Dealing with Setbacks

Bookmark and Share

Recently I have had a few setbacks.  I have an ongoing health issue and I got back some blood tests and they were not very good.  Also I gained some weight.  I’m on a nutrition and fitness program and the news wasn’t good so I spent quite a while just feeling like it is so difficult to do what I’m trying to do.   

Do you ever have that feeling where, it just feels like it’s too hard? 

I realized this morning while I was out having a run that setbacks are really meaningful experiences for a couple of reasons. When you are trying to change your habits or when you have a goal that you’re trying to meet or a long-term problem that you’re trying to solve like my health issue, and you get a setback, you realize how reliant you are on some kind of external feedback. We know from research that when people are trying to change a habit or do something different over the long term in their life, they need some external support. Even if you are really determined inside you, you need some external support so when you get a setback, it is the evidence that shows you it’s not working and I think we’ve got a couple of choices when that happens. 

  • You can whine and moan like I did thinking its too hard, and I want to give up on all this stuff OR
  • You can whine and moan first (because sometimes we just do that) and then realize that the setback is actually loaded with good information. I want to look at these blood tests and look at what I’m doing and look at what happened and what I was doing when my blood tests were better, is there some kind of correlation? No guarantees, but that’s what I could do. And also the fact that I kind of strayed off my nutrition program and my exercise plan, what is that telling me about my motivation? So these are two things that are external pieces of information that I can take in and I realized both of these things were telling me that my motivation was dipping. 

Now, I want to look at some options and some ways of re-motivating myself because I was succeeding before so there’s no reason why I can’t succeed now.
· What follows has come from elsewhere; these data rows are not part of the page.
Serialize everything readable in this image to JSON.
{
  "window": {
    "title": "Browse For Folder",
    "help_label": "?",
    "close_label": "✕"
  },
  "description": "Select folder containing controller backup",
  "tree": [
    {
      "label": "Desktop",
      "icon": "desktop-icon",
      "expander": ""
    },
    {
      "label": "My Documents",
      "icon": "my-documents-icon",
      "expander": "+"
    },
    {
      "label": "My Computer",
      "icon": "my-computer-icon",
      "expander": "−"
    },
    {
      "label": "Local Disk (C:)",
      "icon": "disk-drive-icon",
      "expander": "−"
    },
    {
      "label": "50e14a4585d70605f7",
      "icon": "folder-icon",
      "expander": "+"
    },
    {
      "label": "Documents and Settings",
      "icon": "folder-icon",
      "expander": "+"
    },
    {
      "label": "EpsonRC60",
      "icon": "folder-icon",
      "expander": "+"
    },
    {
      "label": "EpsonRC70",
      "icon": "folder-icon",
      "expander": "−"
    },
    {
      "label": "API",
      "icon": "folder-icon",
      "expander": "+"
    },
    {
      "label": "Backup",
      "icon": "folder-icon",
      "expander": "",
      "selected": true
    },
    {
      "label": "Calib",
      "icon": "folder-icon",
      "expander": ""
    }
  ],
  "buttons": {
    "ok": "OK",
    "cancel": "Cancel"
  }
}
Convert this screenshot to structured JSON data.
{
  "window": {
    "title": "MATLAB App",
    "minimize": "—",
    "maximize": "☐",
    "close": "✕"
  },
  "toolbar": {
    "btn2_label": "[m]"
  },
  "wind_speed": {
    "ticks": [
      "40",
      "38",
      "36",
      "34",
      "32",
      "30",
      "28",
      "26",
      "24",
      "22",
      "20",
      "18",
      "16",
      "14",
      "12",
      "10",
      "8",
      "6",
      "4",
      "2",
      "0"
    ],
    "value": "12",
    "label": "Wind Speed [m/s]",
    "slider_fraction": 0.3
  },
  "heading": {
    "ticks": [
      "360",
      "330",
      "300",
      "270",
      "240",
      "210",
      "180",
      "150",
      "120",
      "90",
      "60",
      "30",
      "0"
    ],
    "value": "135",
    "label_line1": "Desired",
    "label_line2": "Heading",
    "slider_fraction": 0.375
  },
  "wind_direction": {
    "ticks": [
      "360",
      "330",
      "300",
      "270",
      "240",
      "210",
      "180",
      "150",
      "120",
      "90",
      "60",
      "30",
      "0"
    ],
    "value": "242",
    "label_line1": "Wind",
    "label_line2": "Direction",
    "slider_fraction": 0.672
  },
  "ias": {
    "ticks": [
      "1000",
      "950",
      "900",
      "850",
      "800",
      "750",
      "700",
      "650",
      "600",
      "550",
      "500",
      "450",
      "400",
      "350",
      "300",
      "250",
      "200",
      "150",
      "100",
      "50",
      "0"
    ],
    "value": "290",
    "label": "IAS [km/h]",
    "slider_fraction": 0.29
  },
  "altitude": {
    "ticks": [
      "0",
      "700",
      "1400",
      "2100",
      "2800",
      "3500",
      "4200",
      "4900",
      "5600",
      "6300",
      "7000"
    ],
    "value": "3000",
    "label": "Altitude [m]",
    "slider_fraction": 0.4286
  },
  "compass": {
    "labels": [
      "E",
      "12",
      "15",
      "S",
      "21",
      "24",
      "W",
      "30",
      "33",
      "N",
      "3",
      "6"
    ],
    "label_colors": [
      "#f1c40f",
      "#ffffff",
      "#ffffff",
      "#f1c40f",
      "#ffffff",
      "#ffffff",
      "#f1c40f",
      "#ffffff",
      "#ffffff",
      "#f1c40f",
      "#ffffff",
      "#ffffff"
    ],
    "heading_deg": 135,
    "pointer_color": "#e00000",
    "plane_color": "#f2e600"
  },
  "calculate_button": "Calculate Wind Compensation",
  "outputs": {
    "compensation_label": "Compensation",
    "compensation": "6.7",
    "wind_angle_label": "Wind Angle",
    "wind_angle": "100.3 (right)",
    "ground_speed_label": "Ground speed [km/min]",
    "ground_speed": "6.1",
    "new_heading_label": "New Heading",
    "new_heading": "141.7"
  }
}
So two strategies for doing that,

 1)      Get some external support.
We know that the setback from the outside made us feel bad. Who can be supportive to you?   I’m not really keen personally on asking people if they will give me positive feedback, so what I’m going to do is look for external evidence that is going to show me that I’m on an off track.  A few examples for me are the weighing scale and how fit I feel when I’m running.  Those are very helpful. 

2)      Why is this important to you?
Remember why you’re doing this. What goal are you trying to accomplish as you’re doing this and what problem are you trying to solve or get away from? And make sure you do it in visual. We know that if you can see your goal and you can see the problem you want to get away from, chances are you are going to be more motivated and that’s how you can use setbacks to your advantage. 

So once you get over whining and feeling sorry for yourself, which a lot of us do, me for example, then you can look at those two options.

Have a look at other Shelle’s Top Tips .

If you are interested in booking me (Shelle Rose Charvet) for a presentation, keynote or workshop contact me at [email protected]. Please visit my speaking page too.

Leave a Reply

Your email address will not be published. Required fields are marked *